What united the press and commentators was distaste at the booing of Smith as he left the field. Some – a small minority of the Lords crowd it must be said – seem reluctant to forgive him for his part in the sandpaper scandal that rocked Australian cricket in March 2018, when the captain, vice-captain and the team’s youngest player were caught hatching a plan to doctor the ball using a sheet of sandpaper and banned for a year.
One MCC member indeed, was reportedly ejected from the Lord’s pavilion for verbally abusing Smith when he was finally dismissed for 92. It might well have been “embarrassing” for the club which acts as a custodian of cricket’s spirt of fairness, but it acted quickly and decisively.
Fast and furious
Short-pitched bowling has always been part of the game. It is part of a fast bowler’s repertoire to be able to legitimately terrify batters by sending a few whizzing past their nose.
In the early 1930s, in an attempt to nullify another Australian batting champion Don Bradman, England captain Douglas Jardine devised a strategy which involved short-pitched bowling aimed at the batsman’s body so that the consequent evasive action would most likely result in parrying the ball to one of the waiting fieldsmen. It should be noted that then, as now, England had a talented, accurate, terrifyingly fast bowler in their ranks.
Two Australian batsmen were seriously injured, and a diplomatic row between the two countries developed to the extent that 90 years later, the “Bodyline” affair still adds extra piquancy to the Ashes.
The genie was out of the bottle. Short-pitched bowling was a way to intimidate, dismiss or at least, becalm opposing batsmen. Over the years, the West Indies for example, have excelled at it. In 1976, having seen three of his batsmen injured by West Indian pace bowlers in a test match in Jamaica, Indian captain Bishen Bedi declared his team’s innings over in bitter protest.

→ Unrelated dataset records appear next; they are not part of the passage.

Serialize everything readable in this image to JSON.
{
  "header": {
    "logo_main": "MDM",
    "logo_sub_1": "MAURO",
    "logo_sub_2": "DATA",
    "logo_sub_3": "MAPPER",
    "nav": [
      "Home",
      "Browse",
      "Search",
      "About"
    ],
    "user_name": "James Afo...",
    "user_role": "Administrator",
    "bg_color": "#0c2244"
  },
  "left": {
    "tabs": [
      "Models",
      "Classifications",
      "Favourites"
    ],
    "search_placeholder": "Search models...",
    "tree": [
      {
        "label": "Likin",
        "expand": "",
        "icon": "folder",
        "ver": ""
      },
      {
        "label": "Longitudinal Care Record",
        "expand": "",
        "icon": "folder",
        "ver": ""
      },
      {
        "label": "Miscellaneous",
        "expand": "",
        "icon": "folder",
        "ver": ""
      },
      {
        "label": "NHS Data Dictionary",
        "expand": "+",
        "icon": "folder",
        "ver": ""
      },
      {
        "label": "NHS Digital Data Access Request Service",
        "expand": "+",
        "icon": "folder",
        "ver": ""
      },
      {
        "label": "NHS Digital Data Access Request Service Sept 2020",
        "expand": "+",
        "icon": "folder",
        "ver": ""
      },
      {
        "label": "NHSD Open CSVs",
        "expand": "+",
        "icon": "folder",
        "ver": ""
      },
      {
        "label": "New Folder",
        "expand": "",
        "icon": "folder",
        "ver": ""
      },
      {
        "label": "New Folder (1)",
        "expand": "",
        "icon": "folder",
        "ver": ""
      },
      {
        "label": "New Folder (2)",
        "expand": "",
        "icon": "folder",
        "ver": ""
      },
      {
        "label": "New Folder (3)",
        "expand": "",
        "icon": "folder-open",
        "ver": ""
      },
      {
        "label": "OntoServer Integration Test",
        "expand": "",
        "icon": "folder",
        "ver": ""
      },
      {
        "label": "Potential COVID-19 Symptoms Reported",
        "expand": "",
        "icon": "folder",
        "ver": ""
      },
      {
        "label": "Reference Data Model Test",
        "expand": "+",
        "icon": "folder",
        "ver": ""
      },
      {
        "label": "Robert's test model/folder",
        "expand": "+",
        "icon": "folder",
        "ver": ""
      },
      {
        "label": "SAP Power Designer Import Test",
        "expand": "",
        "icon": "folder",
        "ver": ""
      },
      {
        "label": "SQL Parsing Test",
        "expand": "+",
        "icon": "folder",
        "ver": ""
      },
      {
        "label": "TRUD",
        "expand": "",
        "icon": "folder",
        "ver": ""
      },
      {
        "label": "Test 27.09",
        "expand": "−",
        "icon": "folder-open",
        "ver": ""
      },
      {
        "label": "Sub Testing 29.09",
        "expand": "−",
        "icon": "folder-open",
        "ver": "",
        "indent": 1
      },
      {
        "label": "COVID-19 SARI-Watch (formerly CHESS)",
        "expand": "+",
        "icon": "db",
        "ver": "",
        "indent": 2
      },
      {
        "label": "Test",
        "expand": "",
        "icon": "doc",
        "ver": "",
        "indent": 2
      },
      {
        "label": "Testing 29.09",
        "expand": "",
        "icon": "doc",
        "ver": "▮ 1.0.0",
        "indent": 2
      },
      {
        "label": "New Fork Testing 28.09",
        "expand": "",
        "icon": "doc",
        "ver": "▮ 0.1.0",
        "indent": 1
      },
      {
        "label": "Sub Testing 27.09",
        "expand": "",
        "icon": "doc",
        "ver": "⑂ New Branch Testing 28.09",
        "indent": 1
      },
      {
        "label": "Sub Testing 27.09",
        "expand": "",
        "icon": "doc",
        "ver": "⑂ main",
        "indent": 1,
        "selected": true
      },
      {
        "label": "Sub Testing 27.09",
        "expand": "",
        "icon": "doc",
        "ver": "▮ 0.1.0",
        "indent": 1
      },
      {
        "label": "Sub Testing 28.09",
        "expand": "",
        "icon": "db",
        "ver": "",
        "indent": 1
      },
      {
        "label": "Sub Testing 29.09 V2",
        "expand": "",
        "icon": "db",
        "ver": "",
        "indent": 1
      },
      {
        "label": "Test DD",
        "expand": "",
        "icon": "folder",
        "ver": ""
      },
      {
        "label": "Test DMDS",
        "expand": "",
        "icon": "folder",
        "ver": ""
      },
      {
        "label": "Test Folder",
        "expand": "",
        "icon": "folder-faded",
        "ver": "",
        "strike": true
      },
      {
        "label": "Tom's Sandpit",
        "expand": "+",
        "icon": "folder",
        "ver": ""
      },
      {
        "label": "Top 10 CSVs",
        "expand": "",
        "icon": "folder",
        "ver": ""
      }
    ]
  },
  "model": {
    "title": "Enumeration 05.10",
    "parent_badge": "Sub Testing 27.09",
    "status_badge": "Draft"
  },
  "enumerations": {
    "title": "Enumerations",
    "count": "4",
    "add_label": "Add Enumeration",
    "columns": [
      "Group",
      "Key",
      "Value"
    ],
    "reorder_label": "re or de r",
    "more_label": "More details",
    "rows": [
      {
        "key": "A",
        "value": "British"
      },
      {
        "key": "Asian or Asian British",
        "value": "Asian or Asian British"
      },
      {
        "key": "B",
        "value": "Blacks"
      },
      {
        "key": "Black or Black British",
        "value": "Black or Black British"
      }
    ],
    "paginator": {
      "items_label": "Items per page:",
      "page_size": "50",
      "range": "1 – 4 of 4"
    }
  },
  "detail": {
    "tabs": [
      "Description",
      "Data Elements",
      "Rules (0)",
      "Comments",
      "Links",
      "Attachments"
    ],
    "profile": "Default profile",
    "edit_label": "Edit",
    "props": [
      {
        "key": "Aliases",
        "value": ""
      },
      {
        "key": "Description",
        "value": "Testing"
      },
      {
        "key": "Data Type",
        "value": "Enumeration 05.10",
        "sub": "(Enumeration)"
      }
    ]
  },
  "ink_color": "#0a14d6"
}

Australia has also prided itself on the use of aggressive pace bowling over the years, with practitioners such as Dennis Lillee and Jeff Thomson terrorising opposing sides in the 1970s.
Helmets soon became as important as bats, and some would argue that the balance of power has unfairly shifted cricket towards the batter. What seems unquestionable is that batters have become more bullish in the knowledge that a blow on the head will often require nothing more than a new helmet. Indeed, Smith’s replacement in the Australian team, Marnus Labuchagne, might have thought just that when he took his eye off another express delivery from Archer on the final day of the test match on Sunday.
Having himself just become the first ever concussion replacement, under a new rule recently introduced by the International Cricket Council (ICC), it was his helmet, rather than his technique, that saved him.
When Smith and Labuchagne were felled, everyone connected with the game inevitably thought of Philip Hughes. The young Australian batter was struck a fatal blow under the back of the helmet in a domestic match in 2014, and died a day or so later.
So, did we all trivialise the events at Lord’s in the interest of theatre? People being hit makes for uncomfortable viewing. Add the booing and jeering and you might have thought it was the coliseum in Rome, and not the home of cricket.
One of the main instigators of protective headwear in the first place was not even a cricketer. Having bankrolled World Series Cricket in the 1970s, media tycoon Kerry Packer insisted they were worn, not for any altruistic reason, rather because as he explained to the players, “I’m not paying you to lie around in hospital for six months.”
At least with the introduction of concussion replacements, teams are not penalised if a player is hurt, but cricket’s next looming challenge might be to work out how it successfully balances the game as a contest with player welfare. Batsmen might need better techniques as well as better helmets. Whatever the answer is, it surely is not to use the laws of the game to emasculate box office talent like Jofra Archer.